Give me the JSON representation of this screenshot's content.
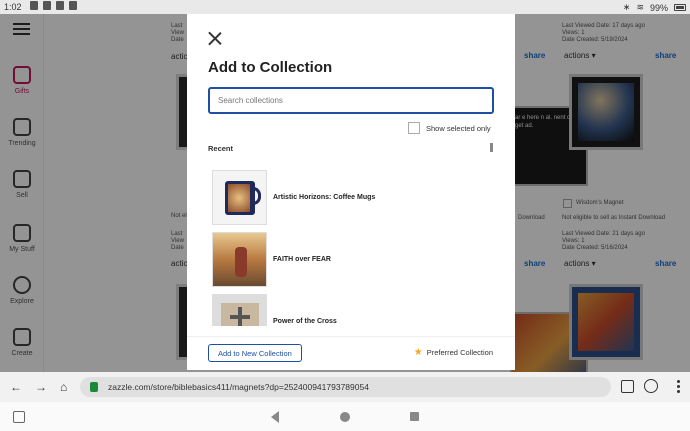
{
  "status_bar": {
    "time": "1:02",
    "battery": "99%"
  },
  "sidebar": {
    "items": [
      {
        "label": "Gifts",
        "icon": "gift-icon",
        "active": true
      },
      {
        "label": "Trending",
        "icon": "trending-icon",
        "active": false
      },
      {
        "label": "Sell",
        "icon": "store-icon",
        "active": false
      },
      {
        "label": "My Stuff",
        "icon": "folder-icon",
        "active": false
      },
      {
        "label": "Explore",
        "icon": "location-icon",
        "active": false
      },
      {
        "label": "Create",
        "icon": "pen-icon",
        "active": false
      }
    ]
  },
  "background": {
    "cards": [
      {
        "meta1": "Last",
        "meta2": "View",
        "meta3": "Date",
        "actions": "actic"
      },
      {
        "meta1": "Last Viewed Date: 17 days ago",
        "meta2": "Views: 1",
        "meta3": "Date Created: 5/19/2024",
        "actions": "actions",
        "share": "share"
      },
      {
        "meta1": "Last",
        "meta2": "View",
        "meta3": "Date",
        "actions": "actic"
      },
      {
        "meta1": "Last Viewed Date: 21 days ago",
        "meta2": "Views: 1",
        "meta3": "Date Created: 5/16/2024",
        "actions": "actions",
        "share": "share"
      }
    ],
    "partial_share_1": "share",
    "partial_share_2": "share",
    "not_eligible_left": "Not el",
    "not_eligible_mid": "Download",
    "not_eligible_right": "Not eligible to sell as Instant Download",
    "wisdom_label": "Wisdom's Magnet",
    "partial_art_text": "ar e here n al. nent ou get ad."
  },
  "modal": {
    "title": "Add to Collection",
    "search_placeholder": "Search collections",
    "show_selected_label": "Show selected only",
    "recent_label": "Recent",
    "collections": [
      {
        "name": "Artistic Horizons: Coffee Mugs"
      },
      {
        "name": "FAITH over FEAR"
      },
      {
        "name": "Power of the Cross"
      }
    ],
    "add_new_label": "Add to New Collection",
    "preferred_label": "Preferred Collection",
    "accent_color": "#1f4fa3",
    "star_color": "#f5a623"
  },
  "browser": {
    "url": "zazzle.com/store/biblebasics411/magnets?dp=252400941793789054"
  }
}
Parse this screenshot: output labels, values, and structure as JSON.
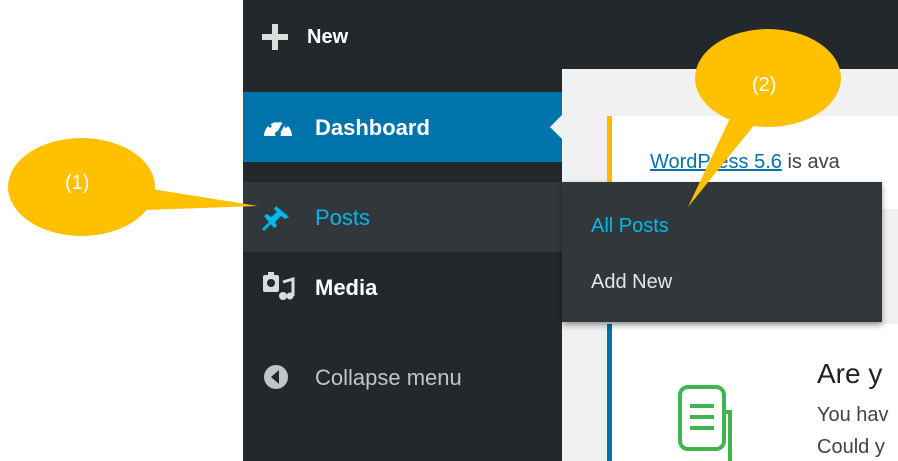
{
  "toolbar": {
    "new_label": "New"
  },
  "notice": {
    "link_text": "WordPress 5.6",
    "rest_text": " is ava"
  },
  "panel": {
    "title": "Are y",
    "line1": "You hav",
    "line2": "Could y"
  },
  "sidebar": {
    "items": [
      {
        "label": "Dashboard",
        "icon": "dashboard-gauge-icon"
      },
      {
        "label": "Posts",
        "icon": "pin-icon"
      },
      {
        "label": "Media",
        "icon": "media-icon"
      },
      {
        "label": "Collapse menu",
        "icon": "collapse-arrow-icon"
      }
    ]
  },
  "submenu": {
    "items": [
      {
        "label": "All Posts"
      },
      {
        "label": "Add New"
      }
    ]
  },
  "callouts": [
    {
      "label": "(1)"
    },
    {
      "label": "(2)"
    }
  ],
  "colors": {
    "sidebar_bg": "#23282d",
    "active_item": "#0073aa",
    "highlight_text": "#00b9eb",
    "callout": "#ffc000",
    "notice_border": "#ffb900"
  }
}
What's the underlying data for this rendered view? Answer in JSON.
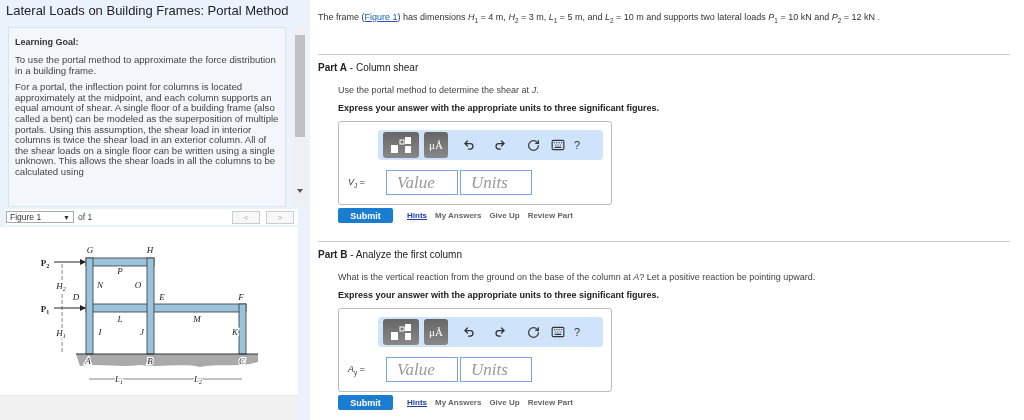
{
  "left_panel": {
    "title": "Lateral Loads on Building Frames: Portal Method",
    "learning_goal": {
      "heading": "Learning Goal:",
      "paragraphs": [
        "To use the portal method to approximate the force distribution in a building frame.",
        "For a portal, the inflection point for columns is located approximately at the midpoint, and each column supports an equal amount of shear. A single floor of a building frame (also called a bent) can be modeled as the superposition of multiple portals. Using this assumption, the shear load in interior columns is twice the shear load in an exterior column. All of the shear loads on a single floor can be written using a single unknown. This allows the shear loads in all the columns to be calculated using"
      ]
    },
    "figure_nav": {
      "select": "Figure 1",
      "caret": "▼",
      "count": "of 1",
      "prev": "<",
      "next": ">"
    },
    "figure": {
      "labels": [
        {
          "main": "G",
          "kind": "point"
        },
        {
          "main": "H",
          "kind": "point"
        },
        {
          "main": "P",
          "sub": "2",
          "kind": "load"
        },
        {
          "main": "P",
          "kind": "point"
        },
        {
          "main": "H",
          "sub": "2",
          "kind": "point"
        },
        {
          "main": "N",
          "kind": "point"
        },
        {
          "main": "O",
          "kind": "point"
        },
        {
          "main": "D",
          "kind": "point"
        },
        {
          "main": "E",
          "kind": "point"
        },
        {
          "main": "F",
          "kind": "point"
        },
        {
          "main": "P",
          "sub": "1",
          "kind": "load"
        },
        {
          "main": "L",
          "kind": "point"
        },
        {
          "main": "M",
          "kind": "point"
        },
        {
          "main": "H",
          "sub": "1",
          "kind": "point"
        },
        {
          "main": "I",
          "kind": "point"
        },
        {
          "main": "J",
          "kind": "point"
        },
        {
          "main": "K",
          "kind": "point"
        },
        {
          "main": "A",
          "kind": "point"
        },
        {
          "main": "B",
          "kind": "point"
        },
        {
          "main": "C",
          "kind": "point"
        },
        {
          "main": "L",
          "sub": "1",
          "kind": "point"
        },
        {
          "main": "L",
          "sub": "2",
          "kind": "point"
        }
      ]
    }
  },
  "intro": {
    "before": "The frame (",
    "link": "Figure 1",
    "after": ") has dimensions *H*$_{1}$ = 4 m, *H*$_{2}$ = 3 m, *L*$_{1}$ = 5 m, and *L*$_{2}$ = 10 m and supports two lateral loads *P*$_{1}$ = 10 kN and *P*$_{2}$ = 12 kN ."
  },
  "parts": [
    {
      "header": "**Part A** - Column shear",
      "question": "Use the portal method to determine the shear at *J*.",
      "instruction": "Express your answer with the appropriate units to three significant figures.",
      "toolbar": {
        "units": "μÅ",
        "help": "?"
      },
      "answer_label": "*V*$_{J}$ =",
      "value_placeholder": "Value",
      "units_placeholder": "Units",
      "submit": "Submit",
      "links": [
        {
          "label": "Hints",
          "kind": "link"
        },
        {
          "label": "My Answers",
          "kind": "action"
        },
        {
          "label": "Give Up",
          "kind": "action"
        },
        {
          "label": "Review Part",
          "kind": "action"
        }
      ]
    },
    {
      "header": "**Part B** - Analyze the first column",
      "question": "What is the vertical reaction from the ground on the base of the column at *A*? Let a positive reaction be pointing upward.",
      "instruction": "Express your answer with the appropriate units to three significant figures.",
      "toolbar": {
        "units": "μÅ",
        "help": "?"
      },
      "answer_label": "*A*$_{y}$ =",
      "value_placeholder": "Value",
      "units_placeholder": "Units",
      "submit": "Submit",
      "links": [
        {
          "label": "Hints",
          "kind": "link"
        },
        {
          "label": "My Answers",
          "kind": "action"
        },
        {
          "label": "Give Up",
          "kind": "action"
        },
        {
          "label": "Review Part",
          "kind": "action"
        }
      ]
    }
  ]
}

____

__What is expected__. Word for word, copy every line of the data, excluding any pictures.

__Exercise output__.
Give me the JSON representation of this screenshot's content.
{
  "status_bar": {
    "time": "1:02",
    "battery": "99%"
  },
  "sidebar": {
    "items": [
      {
        "label": "Gifts",
        "icon": "gift-icon",
        "active": true
      },
      {
        "label": "Trending",
        "icon": "trending-icon",
        "active": false
      },
      {
        "label": "Sell",
        "icon": "store-icon",
        "active": false
      },
      {
        "label": "My Stuff",
        "icon": "folder-icon",
        "active": false
      },
      {
        "label": "Explore",
        "icon": "location-icon",
        "active": false
      },
      {
        "label": "Create",
        "icon": "pen-icon",
        "active": false
      }
    ]
  },
  "background": {
    "cards": [
      {
        "meta1": "Last",
        "meta2": "View",
        "meta3": "Date",
        "actions": "actic"
      },
      {
        "meta1": "Last Viewed Date: 17 days ago",
        "meta2": "Views: 1",
        "meta3": "Date Created: 5/19/2024",
        "actions": "actions",
        "share": "share"
      },
      {
        "meta1": "Last",
        "meta2": "View",
        "meta3": "Date",
        "actions": "actic"
      },
      {
        "meta1": "Last Viewed Date: 21 days ago",
        "meta2": "Views: 1",
        "meta3": "Date Created: 5/16/2024",
        "actions": "actions",
        "share": "share"
      }
    ],
    "partial_share_1": "share",
    "partial_share_2": "share",
    "not_eligible_left": "Not el",
    "not_eligible_mid": "Download",
    "not_eligible_right": "Not eligible to sell as Instant Download",
    "wisdom_label": "Wisdom's Magnet",
    "partial_art_text": "ar e here n al. nent ou get ad."
  },
  "modal": {
    "title": "Add to Collection",
    "search_placeholder": "Search collections",
    "show_selected_label": "Show selected only",
    "recent_label": "Recent",
    "collections": [
      {
        "name": "Artistic Horizons: Coffee Mugs"
      },
      {
        "name": "FAITH over FEAR"
      },
      {
        "name": "Power of the Cross"
      }
    ],
    "add_new_label": "Add to New Collection",
    "preferred_label": "Preferred Collection",
    "accent_color": "#1f4fa3",
    "star_color": "#f5a623"
  },
  "browser": {
    "url": "zazzle.com/store/biblebasics411/magnets?dp=252400941793789054"
  }
}
Parse this screenshot: output labels, values, and structure as JSON.
{
  "toolbar": {
    "new_label": "New"
  },
  "notice": {
    "link_text": "WordPress 5.6",
    "rest_text": " is ava"
  },
  "panel": {
    "title": "Are y",
    "line1": "You hav",
    "line2": "Could y"
  },
  "sidebar": {
    "items": [
      {
        "label": "Dashboard",
        "icon": "dashboard-gauge-icon"
      },
      {
        "label": "Posts",
        "icon": "pin-icon"
      },
      {
        "label": "Media",
        "icon": "media-icon"
      },
      {
        "label": "Collapse menu",
        "icon": "collapse-arrow-icon"
      }
    ]
  },
  "submenu": {
    "items": [
      {
        "label": "All Posts"
      },
      {
        "label": "Add New"
      }
    ]
  },
  "callouts": [
    {
      "label": "(1)"
    },
    {
      "label": "(2)"
    }
  ],
  "colors": {
    "sidebar_bg": "#23282d",
    "active_item": "#0073aa",
    "highlight_text": "#00b9eb",
    "callout": "#ffc000",
    "notice_border": "#ffb900"
  }
}
What's the underlying data for this rendered view? Answer in JSON.
{
  "left_panel": {
    "title": "Lateral Loads on Building Frames: Portal Method",
    "learning_goal": {
      "heading": "Learning Goal:",
      "paragraphs": [
        "To use the portal method to approximate the force distribution in a building frame.",
        "For a portal, the inflection point for columns is located approximately at the midpoint, and each column supports an equal amount of shear. A single floor of a building frame (also called a bent) can be modeled as the superposition of multiple portals. Using this assumption, the shear load in interior columns is twice the shear load in an exterior column. All of the shear loads on a single floor can be written using a single unknown. This allows the shear loads in all the columns to be calculated using"
      ]
    },
    "figure_nav": {
      "select": "Figure 1",
      "caret": "▼",
      "count": "of 1",
      "prev": "<",
      "next": ">"
    },
    "figure": {
      "labels": [
        {
          "main": "G",
          "kind": "point"
        },
        {
          "main": "H",
          "kind": "point"
        },
        {
          "main": "P",
          "sub": "2",
          "kind": "load"
        },
        {
          "main": "P",
          "kind": "point"
        },
        {
          "main": "H",
          "sub": "2",
          "kind": "point"
        },
        {
          "main": "N",
          "kind": "point"
        },
        {
          "main": "O",
          "kind": "point"
        },
        {
          "main": "D",
          "kind": "point"
        },
        {
          "main": "E",
          "kind": "point"
        },
        {
          "main": "F",
          "kind": "point"
        },
        {
          "main": "P",
          "sub": "1",
          "kind": "load"
        },
        {
          "main": "L",
          "kind": "point"
        },
        {
          "main": "M",
          "kind": "point"
        },
        {
          "main": "H",
          "sub": "1",
          "kind": "point"
        },
        {
          "main": "I",
          "kind": "point"
        },
        {
          "main": "J",
          "kind": "point"
        },
        {
          "main": "K",
          "kind": "point"
        },
        {
          "main": "A",
          "kind": "point"
        },
        {
          "main": "B",
          "kind": "point"
        },
        {
          "main": "C",
          "kind": "point"
        },
        {
          "main": "L",
          "sub": "1",
          "kind": "point"
        },
        {
          "main": "L",
          "sub": "2",
          "kind": "point"
        }
      ]
    }
  },
  "intro": {
    "before": "The frame (",
    "link": "Figure 1",
    "after": ") has dimensions *H*$_{1}$ = 4 m, *H*$_{2}$ = 3 m, *L*$_{1}$ = 5 m, and *L*$_{2}$ = 10 m and supports two lateral loads *P*$_{1}$ = 10 kN and *P*$_{2}$ = 12 kN ."
  },
  "parts": [
    {
      "header": "**Part A** - Column shear",
      "question": "Use the portal method to determine the shear at *J*.",
      "instruction": "Express your answer with the appropriate units to three significant figures.",
      "toolbar": {
        "units": "μÅ",
        "help": "?"
      },
      "answer_label": "*V*$_{J}$ =",
      "value_placeholder": "Value",
      "units_placeholder": "Units",
      "submit": "Submit",
      "links": [
        {
          "label": "Hints",
          "kind": "link"
        },
        {
          "label": "My Answers",
          "kind": "action"
        },
        {
          "label": "Give Up",
          "kind": "action"
        },
        {
          "label": "Review Part",
          "kind": "action"
        }
      ]
    },
    {
      "header": "**Part B** - Analyze the first column",
      "question": "What is the vertical reaction from the ground on the base of the column at *A*? Let a positive reaction be pointing upward.",
      "instruction": "Express your answer with the appropriate units to three significant figures.",
      "toolbar": {
        "units": "μÅ",
        "help": "?"
      },
      "answer_label": "*A*$_{y}$ =",
      "value_placeholder": "Value",
      "units_placeholder": "Units",
      "submit": "Submit",
      "links": [
        {
          "label": "Hints",
          "kind": "link"
        },
        {
          "label": "My Answers",
          "kind": "action"
        },
        {
          "label": "Give Up",
          "kind": "action"
        },
        {
          "label": "Review Part",
          "kind": "action"
        }
      ]
    }
  ]
}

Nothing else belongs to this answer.